Several recent New Jersey bids to combat domestic violence are working their way through the state legislature—with varying degrees of speed—speaking to just how important the issue has become for state residents and lawmakers. Two of the newest laws currently under consideration have their roots in a high-profile case that gripped New Jersey and may result in a major change in how domestic violence can be researched and traced in the state.
The latest measures, two new proposals in the New Jersey Senate and Assembly, may radically change the landscape of protections for victims—and perpetrators—of domestic violence. With versions in the NJ Senate (S3712) and Assembly (A5321), the proposed laws would establish a public, searchable domestic violence registry for New Jersey and require law enforcement to reference existing records every time they make an arrest. This measure pulls domestic violence into the conversation about any legal violation, flagging people who have already been found guilty of threatening, intimidating, or injuring their victim. This proposed New Jersey state registry would also include flags for people who have violated restraining orders.
Background on the Bill
The bill has deep roots in a case familiar to most New Jersey residents. Named jointly “Stephanie's Law,” the two newly introduced bills reference Stephanie Nicole Parze, a domestic violence victim whose story gripped the New Jersey public during the late fall of 2019. Stefanie disappeared, prompting a search that lasted for months and ended in tragedy. Only after her murderer committed suicide did Stephanie's family discover that there were multiple domestic violence charges against her boyfriend. The case left a lasting mark on the public consciousness in New Jersey, and lawmakers have sought ways to close loopholes and empower friends and family to play a greater role in discovering and even preventing the threat of domestic violence.
Potential Impact of New Legislation
The two new proposed laws seek to automatically trigger database searches and pull domestic violence into the conversation about any crime. That could empower victims to reach out for help for offenses that may not seem directly related to abuse, including acts of anger or violence that aren't directed at them. That could also include a wide array of domestic violence crimes like assault, false imprisonment, rape, and stalking. The proposed laws take aim at the lack of information available about people who have had domestic violence charges filed against them.

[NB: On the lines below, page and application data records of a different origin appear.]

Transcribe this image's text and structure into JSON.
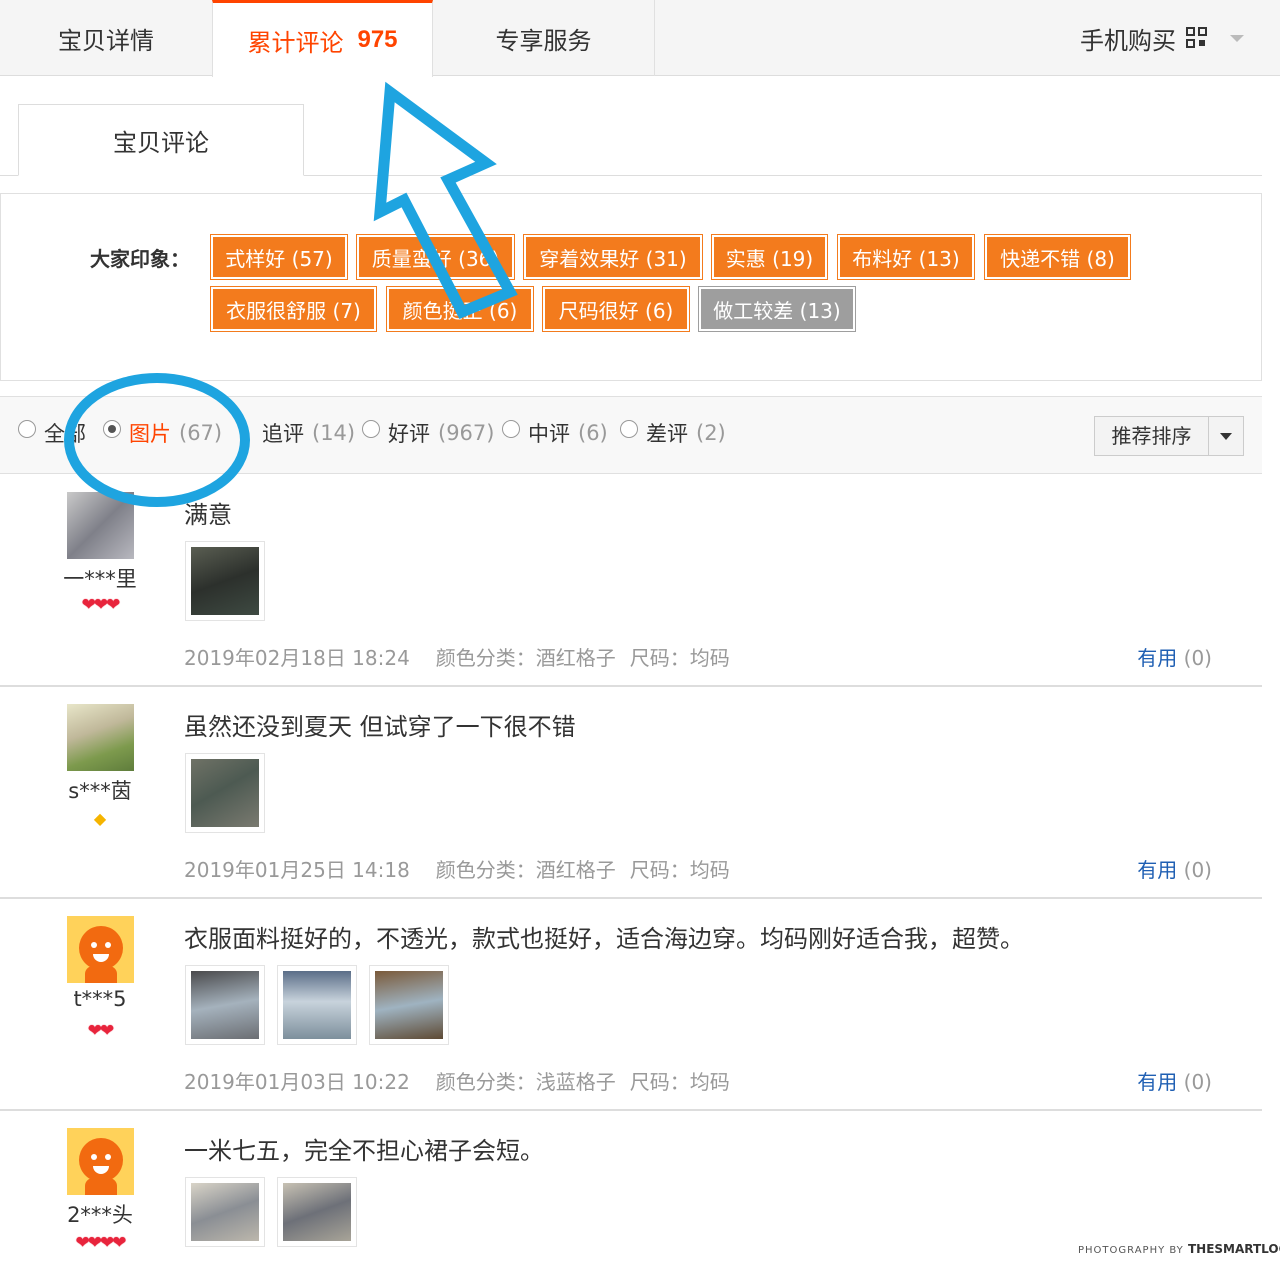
{
  "top_tabs": {
    "details": "宝贝详情",
    "reviews_label": "累计评论",
    "reviews_count": "975",
    "service": "专享服务",
    "mobile": "手机购买"
  },
  "sub_tab": "宝贝评论",
  "impressions": {
    "label": "大家印象：",
    "tags": [
      "式样好 (57)",
      "质量蛮好 (36)",
      "穿着效果好 (31)",
      "实惠 (19)",
      "布料好 (13)",
      "快递不错 (8)",
      "衣服很舒服 (7)",
      "颜色挺正 (6)",
      "尺码很好 (6)",
      "做工较差 (13)"
    ]
  },
  "filters": {
    "all": "全部",
    "pictures": "图片",
    "pictures_count": "(67)",
    "followup": "追评",
    "followup_count": "(14)",
    "good": "好评",
    "good_count": "(967)",
    "neutral": "中评",
    "neutral_count": "(6)",
    "bad": "差评",
    "bad_count": "(2)",
    "sort_label": "推荐排序"
  },
  "reviews": [
    {
      "user": "一***里",
      "level": "❤❤❤",
      "text": "满意",
      "date": "2019年02月18日 18:24",
      "color": "颜色分类：酒红格子",
      "size": "尺码：均码",
      "useful_label": "有用",
      "useful_count": "(0)"
    },
    {
      "user": "s***茵",
      "level": "◆",
      "text": "虽然还没到夏天 但试穿了一下很不错",
      "date": "2019年01月25日 14:18",
      "color": "颜色分类：酒红格子",
      "size": "尺码：均码",
      "useful_label": "有用",
      "useful_count": "(0)"
    },
    {
      "user": "t***5",
      "level": "❤❤",
      "text": "衣服面料挺好的，不透光，款式也挺好，适合海边穿。均码刚好适合我，超赞。",
      "date": "2019年01月03日 10:22",
      "color": "颜色分类：浅蓝格子",
      "size": "尺码：均码",
      "useful_label": "有用",
      "useful_count": "(0)"
    },
    {
      "user": "2***头",
      "level": "❤❤❤❤",
      "text": "一米七五，完全不担心裙子会短。"
    }
  ],
  "watermark": {
    "prefix": "PHOTOGRAPHY BY",
    "brand": "THESMARTLOCAL"
  },
  "colors": {
    "accent": "#ff4400",
    "tag_orange": "#f37b1d",
    "tag_gray": "#9e9e9e",
    "annotation_blue": "#1ea4e0",
    "link_blue": "#1f5fb3"
  }
}
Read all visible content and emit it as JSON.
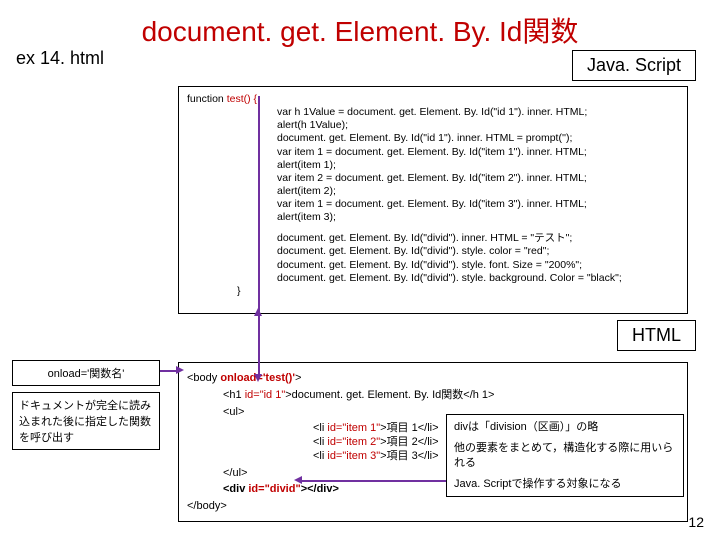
{
  "title": "document. get. Element. By. Id関数",
  "filename": "ex 14. html",
  "labels": {
    "javascript": "Java. Script",
    "html": "HTML"
  },
  "js": {
    "fn_open": "function",
    "fn_name": "test() {",
    "l1": "var h 1Value = document. get. Element. By. Id(\"id 1\"). inner. HTML;",
    "l2": "alert(h 1Value);",
    "l3": "document. get. Element. By. Id(\"id 1\"). inner. HTML = prompt('');",
    "l4": "var item 1 = document. get. Element. By. Id(\"item 1\"). inner. HTML;",
    "l5": "alert(item 1);",
    "l6": "var item 2 = document. get. Element. By. Id(\"item 2\"). inner. HTML;",
    "l7": "alert(item 2);",
    "l8": "var item 1 = document. get. Element. By. Id(\"item 3\"). inner. HTML;",
    "l9": "alert(item 3);",
    "l10": "document. get. Element. By. Id(\"divid\"). inner. HTML = \"テスト\";",
    "l11": "document. get. Element. By. Id(\"divid\"). style. color = \"red\";",
    "l12": "document. get. Element. By. Id(\"divid\"). style. font. Size = \"200%\";",
    "l13": "document. get. Element. By. Id(\"divid\"). style. background. Color = \"black\";",
    "close": "}"
  },
  "html": {
    "body_open_a": "<body ",
    "body_open_b": "onload='test()'",
    "body_open_c": ">",
    "h1_a": "<h1 ",
    "h1_b": "id=\"id 1\"",
    "h1_c": ">document. get. Element. By. Id関数</h 1>",
    "ul_open": "<ul>",
    "li1_a": "<li ",
    "li1_b": "id=\"item 1\"",
    "li1_c": ">項目 1</li>",
    "li2_a": "<li ",
    "li2_b": "id=\"item 2\"",
    "li2_c": ">項目 2</li>",
    "li3_a": "<li ",
    "li3_b": "id=\"item 3\"",
    "li3_c": ">項目 3</li>",
    "ul_close": "</ul>",
    "div_a": "<div ",
    "div_b": "id=\"divid\"",
    "div_c": "></div>",
    "body_close": "</body>"
  },
  "notes": {
    "onload": "onload='関数名'",
    "onload_desc": "ドキュメントが完全に読み込まれた後に指定した関数を呼び出す",
    "div_l1": "divは「division（区画）」の略",
    "div_l2": "他の要素をまとめて，構造化する際に用いられる",
    "div_l3": "Java. Scriptで操作する対象になる"
  },
  "page_num": "12"
}
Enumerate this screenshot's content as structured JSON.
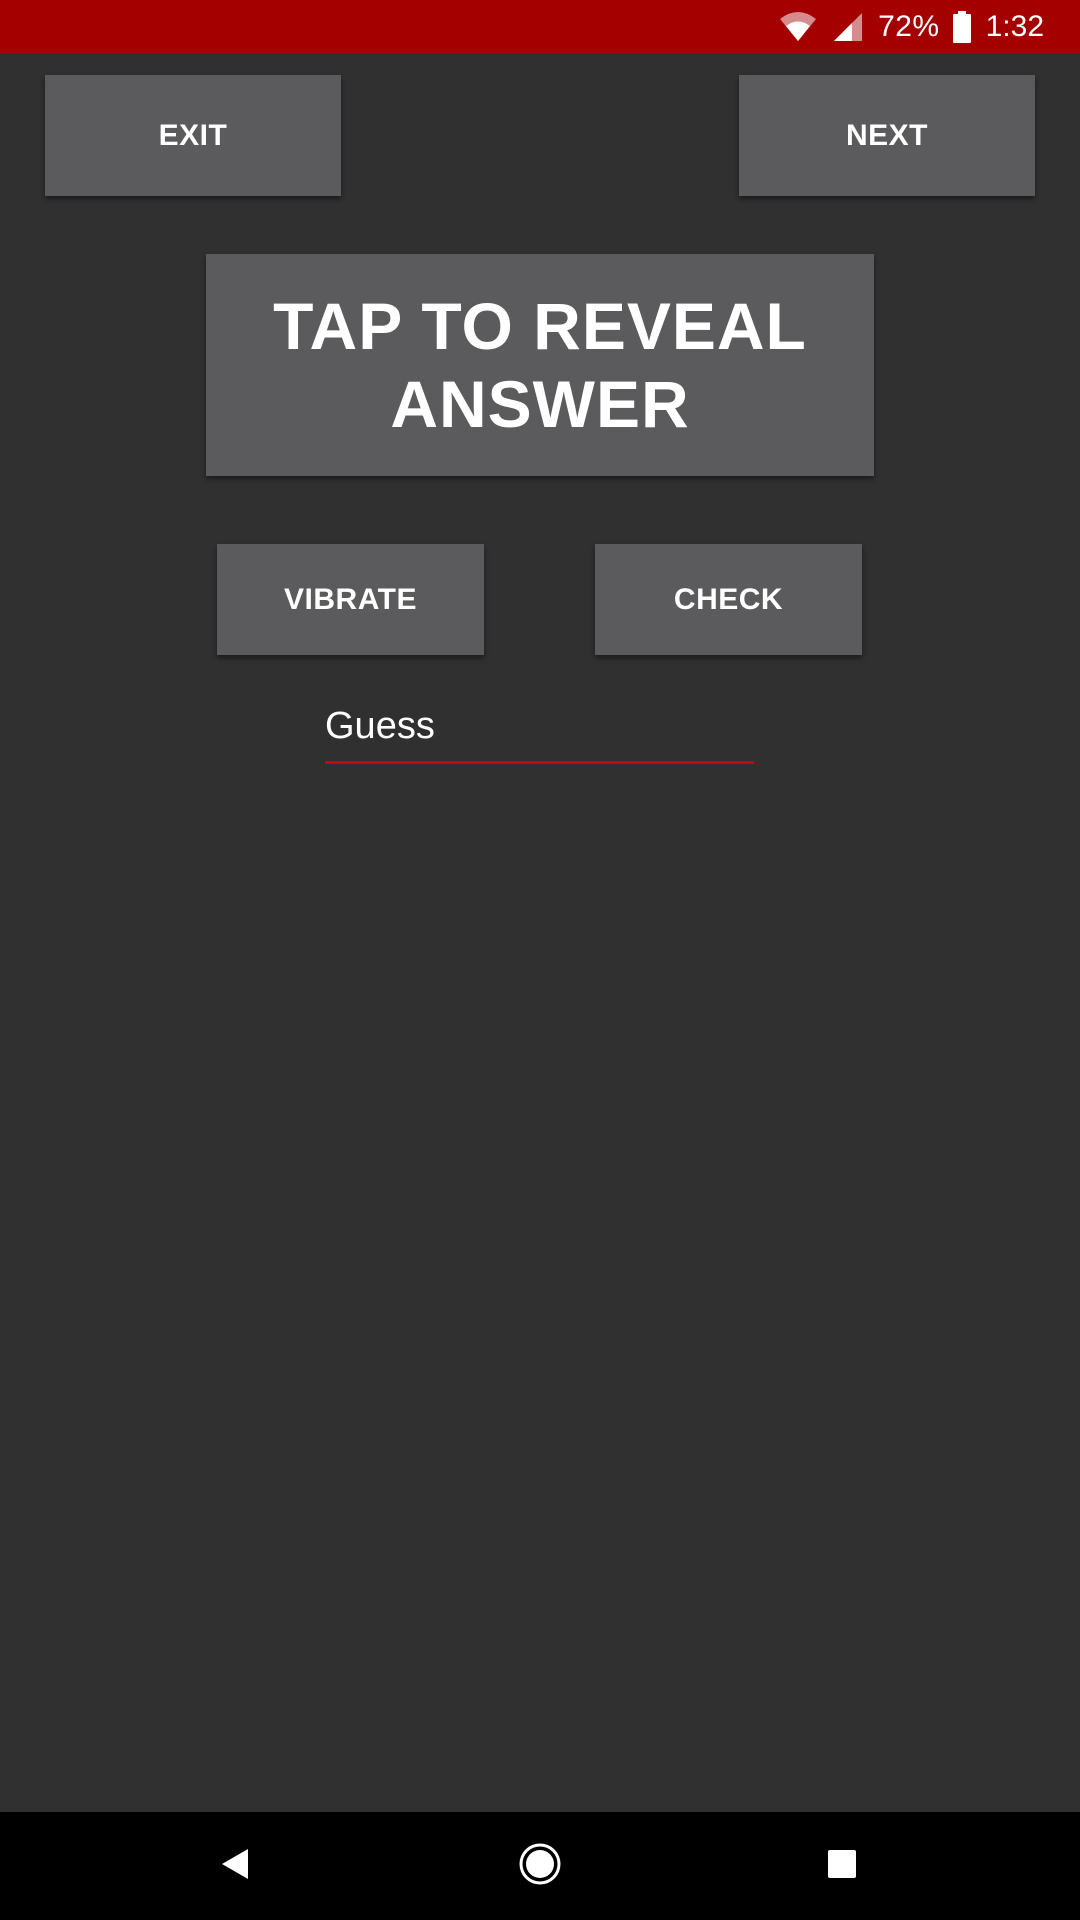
{
  "status_bar": {
    "battery_percent": "72%",
    "time": "1:32",
    "icons": [
      "wifi-icon",
      "signal-icon",
      "battery-icon"
    ],
    "color": "#a50000"
  },
  "toolbar": {
    "exit_label": "EXIT",
    "next_label": "NEXT"
  },
  "main": {
    "reveal_label": "TAP TO REVEAL ANSWER",
    "vibrate_label": "VIBRATE",
    "check_label": "CHECK",
    "guess_placeholder": "Guess"
  },
  "nav_bar": {
    "icons": [
      "back-icon",
      "home-icon",
      "recents-icon"
    ]
  },
  "colors": {
    "background": "#303030",
    "button": "#5b5b5d",
    "accent": "#c4090e",
    "text": "#ffffff"
  }
}
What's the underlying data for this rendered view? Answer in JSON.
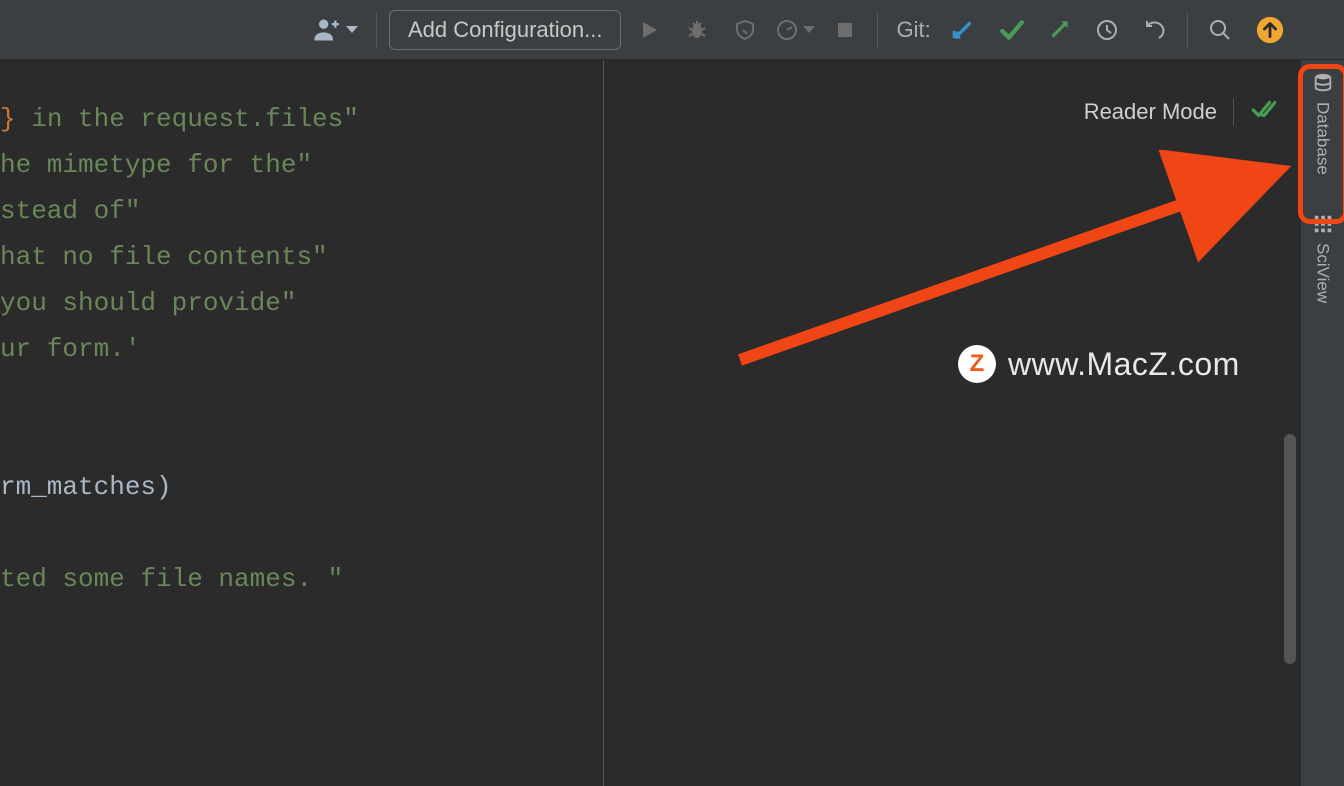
{
  "toolbar": {
    "add_configuration_label": "Add Configuration...",
    "git_label": "Git:"
  },
  "editor": {
    "reader_mode_label": "Reader Mode",
    "lines": [
      {
        "brace": "}",
        "text": " in the request.files\""
      },
      {
        "text": "he mimetype for the\""
      },
      {
        "text": "stead of\""
      },
      {
        "text": "hat no file contents\""
      },
      {
        "text": " you should provide\""
      },
      {
        "text": "ur form.'"
      },
      {
        "text": ""
      },
      {
        "text": ""
      },
      {
        "plain": "rm_matches)"
      },
      {
        "text": ""
      },
      {
        "text": "ted some file names. \""
      }
    ]
  },
  "side_tools": {
    "database_label": "Database",
    "sciview_label": "SciView"
  },
  "watermark": {
    "z": "Z",
    "text": "www.MacZ.com"
  }
}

The bills would back the creation of a publicly-accessible domestic violence registry. One also “requires a law enforcement officer to search State's domestic violence registries when conducting [the] arrest.”
But the bills, if passed, could potentially impact those who are wrongly accused and convicted, or even those who were found guilty years ago. It casts all former convicts in a light of suspicion that could impact their lives indefinitely. And with no nationwide registries for people convicted of domestic violence, the question of whether state-led initiatives really move the needle on a very real issue.
Attorney Joseph D. Lento and his Family Law team have helped many New Jersey residents obtain restraining orders to protect themselves against individuals who have harmed them or threatened to harm them. Contact the Lento Law Firm at (888) 535-3686 to schedule a consultation.